• Required work
Using the data below, copy out all lines with the word "speech".
::: Source material :::
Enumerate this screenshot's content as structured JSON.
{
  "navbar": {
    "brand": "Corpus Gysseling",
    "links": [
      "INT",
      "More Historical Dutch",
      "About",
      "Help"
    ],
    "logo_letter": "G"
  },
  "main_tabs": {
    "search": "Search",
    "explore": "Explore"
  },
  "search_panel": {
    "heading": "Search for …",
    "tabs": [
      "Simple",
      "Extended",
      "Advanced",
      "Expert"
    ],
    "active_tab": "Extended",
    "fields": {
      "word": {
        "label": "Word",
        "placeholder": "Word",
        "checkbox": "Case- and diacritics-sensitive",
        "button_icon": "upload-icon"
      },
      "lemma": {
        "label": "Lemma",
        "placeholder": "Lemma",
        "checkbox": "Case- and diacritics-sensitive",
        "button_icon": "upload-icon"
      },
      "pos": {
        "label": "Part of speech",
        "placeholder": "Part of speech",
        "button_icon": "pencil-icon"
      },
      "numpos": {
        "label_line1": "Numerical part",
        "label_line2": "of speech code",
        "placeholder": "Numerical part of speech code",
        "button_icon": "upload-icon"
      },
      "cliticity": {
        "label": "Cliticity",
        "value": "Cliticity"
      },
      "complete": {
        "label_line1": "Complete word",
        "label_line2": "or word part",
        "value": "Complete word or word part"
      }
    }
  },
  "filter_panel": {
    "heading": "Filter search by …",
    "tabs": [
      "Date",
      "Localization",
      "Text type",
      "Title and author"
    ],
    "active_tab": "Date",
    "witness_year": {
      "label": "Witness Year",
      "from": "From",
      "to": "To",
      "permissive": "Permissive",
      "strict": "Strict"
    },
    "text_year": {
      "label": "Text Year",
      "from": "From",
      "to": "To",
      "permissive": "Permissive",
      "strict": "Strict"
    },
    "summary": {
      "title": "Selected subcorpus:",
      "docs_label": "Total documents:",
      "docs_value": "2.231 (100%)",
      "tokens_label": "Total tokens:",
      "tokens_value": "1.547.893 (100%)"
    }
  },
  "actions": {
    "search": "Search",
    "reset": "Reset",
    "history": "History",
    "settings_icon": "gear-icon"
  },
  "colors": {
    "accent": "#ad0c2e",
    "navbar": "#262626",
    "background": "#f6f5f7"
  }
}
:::
• Output of the task
        "label": "Part of speech",
        "placeholder": "Part of speech",
        "label_line2": "of speech code",
        "placeholder": "Numerical part of speech code",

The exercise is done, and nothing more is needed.